The YWCA, Support for Single Parents (Moncton), the Legal Advice Clinic (Fredericton), and other community groups have copies of the guide and may be able to offer some additional help explaining the process.

My partner and I have recently separated; how can I find information on how our property will be divided?

The way property is divided when a couple separates largely depends on if you were married.  When you get married the majority of your personal items, and property such as houses, cottages, vehicles and in some cases your business assets become marital property and are generally divided equally between spouses.  In the same way, debts such as mortgages, car loans, and credit card debt are considered marital debt.  You can read more about the division of property in the PLEIS-NB publication “Marital Property in New Brunswick

If you were living in a common-law relationship the law is much different and individuals generally take the assets and debts they brought into the relationship.  Items that were purchased during the time you were living common-law will be divided based on whose name is on the property, the amount of money they contributed and other factors.   The PLEIS-NB publication “Living Common-Law” has more information.

Where can I begin to find information on my rights to custody, access (visitation) and child support?

PLEIS-NB has a number of publications in our Family Law Section which can help explain the basics of custody, access, and support in New Brunswick.   However, whenever children are involved it is wise to have legal advice on your specific situation. 
While parents can make arrangements without going to court, the court reserves the right to overturn any agreements if they feel they are not in the best interest of the child. 

Additional information on the Federal Child Support Guidelines can be found on the Justice Canada website.   The NB Family Support Orders Service can register an agreement or court order and can assist with the enforcement of child support payments.

The New Brunswick Department of Justice offers a free course for parents who are living separately.  For the Sake of the Children, consists of two evening sessions and can give you information on the issues parents face after a separation or divorce.  Former partners are not permitted to take the course together, however, new partners are welcome.  Contact the Family Law Line for more information or to register for the course -1-888-236-2444

My partner has children from a previous relationship which I have raised as my own.   Our marriage / common-law relationship has ended and I want to know what   my rights and obligations are. 

If you have acted in the place of a parent it is possible for you to make an agreement or obtain a court order to grant you access or visitation.   The court will consider what is in the best interest of the children.  

When you take on the role of a parent, you may also be taking on support obligations.   Your ex-partner may request a court order for child support, even if the biological father is already paying child support. 


Disclaimer: Please note that our website contains general information about the law.
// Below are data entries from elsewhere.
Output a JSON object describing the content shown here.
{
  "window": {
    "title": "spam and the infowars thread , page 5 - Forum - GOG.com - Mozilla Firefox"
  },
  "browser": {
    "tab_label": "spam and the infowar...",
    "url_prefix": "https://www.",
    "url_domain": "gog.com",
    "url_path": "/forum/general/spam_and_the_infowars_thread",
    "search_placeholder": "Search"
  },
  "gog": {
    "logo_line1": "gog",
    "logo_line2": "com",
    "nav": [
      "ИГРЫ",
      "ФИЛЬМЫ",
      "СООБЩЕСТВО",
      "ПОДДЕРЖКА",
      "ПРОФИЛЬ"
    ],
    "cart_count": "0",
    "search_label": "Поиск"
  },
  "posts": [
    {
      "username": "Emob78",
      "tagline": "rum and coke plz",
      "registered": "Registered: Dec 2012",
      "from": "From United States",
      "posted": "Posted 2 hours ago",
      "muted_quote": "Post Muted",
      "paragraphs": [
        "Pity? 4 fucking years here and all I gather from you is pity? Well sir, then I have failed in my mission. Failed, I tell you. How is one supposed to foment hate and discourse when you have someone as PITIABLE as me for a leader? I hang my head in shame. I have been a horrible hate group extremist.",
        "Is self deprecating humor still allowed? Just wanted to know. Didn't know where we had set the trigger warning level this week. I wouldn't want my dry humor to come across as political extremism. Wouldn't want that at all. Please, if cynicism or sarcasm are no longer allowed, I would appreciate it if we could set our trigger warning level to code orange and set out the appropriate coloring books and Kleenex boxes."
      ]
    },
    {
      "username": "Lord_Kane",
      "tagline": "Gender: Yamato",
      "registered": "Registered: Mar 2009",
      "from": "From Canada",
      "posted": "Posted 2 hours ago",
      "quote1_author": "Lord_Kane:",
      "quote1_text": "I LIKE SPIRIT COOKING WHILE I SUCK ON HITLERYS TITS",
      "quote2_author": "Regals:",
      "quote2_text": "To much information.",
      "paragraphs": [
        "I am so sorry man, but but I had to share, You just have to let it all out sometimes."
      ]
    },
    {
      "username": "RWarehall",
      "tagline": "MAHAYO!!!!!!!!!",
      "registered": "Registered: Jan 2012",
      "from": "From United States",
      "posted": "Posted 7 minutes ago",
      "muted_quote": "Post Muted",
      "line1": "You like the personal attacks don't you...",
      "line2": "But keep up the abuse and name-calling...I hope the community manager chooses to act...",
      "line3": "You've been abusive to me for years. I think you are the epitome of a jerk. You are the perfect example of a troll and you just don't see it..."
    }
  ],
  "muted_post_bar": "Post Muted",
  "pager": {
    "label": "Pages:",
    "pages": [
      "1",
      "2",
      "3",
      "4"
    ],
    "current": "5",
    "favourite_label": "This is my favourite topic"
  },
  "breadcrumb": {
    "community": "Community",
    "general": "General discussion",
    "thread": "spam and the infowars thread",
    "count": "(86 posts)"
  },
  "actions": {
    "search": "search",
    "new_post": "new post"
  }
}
This is not a complete statement of the law on particular topics. We try to update our publications often, but laws change frequently so it is important for you to check to make sure the information is up to date.  The information in our publications is not a substitute for legal advice. To receive legal advice about your specific situation, you need to speak to a lawyer.